It is never easy for a large ship to slow down and change course. The same is true for the US political-economy. It requires recognition that the ship of state is on the wrong course, then deciding on an alternative and getting general support for it. Examples do exist but required brutal action. Germany, Italy, Spain and Portugal have all thrown off dictatorships since WW2. The first postwar election in the UK, threw out the Conservatives lead by a politician who was widely praised for his wartime leadership, and elected a Labour government promising to bring about social change. In earlier times the French Revolution resulted in political change but it was accompanied by considerable bloodshed and violence.


The functioning of liberal democracies is supposed to bring about change peacefully, but this may not happen today if popular support gets behind autocratic leaders. The focus today is often on the leader, but should be on why a significant part of the electorate support what he is doing.

Next Scene in the Trumpian Saga

April 4, 2018

Switch the spotlight from the man to his audience and a different picture emerges, not one that claims headlines but perhaps should. Since the 2016 election, the news has been about Trump and the gang of players who huddle nervously around him in the White House. Trump views them as loyalists until they do something which irritates him, and then they are gone, to be replaced by other supposed loyalists.

The voters who support the Trump gang fluctuate between 30 and 40 percent of the electorate.
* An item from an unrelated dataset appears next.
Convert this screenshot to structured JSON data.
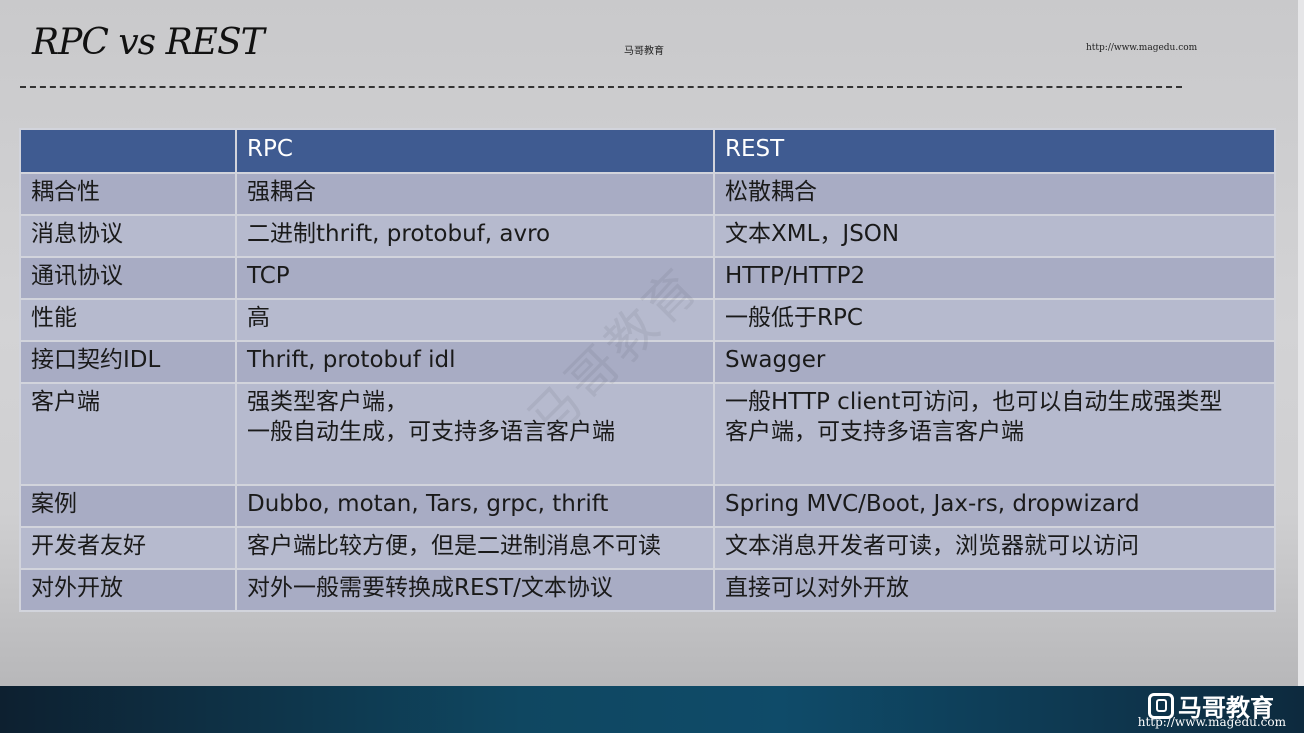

One poll in early April 2018 had them at 42 percent. Despite what many consider disruptive and unstable behavior, the gang leader retains the solid support of his loyalists, or has done so to-date. The question is who are these supporters and why?

Two books help to provide answers, Hillbilly Elegy: A Memoir of a Family and Culture in Crisis by J.D. Vance, and Strangers in Their Own Land: Anger and Mourning on the American Right by Arlie Hochschild. Two others I intend to read are White Trash: The 400-Year History of Class in America by Nancy Isenberg, and Political Tribes: Group Instinct and the Fate of Nations by Amy Chua. The latter two deal with the same general topic providing clues to how the Trump experience may evolve.

Vance was born and schooled in Appalachia, enlisted in the US Marine Corps with time spent in Iraq. He graduated from Ohio State University and Yale Law School, where his mentor was Professor Amy Chua. He is now a venture capitalist, author and commentator, circumstances that allow him to explain the conditions and attitudes of poor white people in the US, and why, so far, they continue to support Trump.

Arlie Hochschild is a Professor of Sociology at the University of California, Berkeley. While researching her book, she spent time in Louisiana, the second poorest state in the US, living with and interviewing mostly poor whites. She is a west coast liberal who managed to mix with people in Louisiana from very different backgrounds to herself, and who were able to articulate why they felt disenfranchised, having little influence in Washington. For them Trump offered some hope, and may still do so today.

In a review of Hochschild, the circumstances of poor white southerners are described as follows:

“You are patiently standing in line for the American Dream. You are white, Christian, and of modest means and getting along in years. You are male. There are people of colour behind you and in principle you wish them well. But you’ve waited long, worked hard and the line is barely moving. Then you see people cutting in line ahead of you. Some of these are on the dole, taking money from low paid white workers.”

Resentment builds when enough people feel aggrieved, leading to opportunistic charlatans – dictionary definition, a boastful unscrupulous pretender – taking advantage of the situation. Defusing it takes time while social media quickly spreads the discontent.

I have no idea where this will all end but I wonder how far Trump is willing to go in playing the nuclear card, or causing someone else to play it. Either outcome would be catastrophic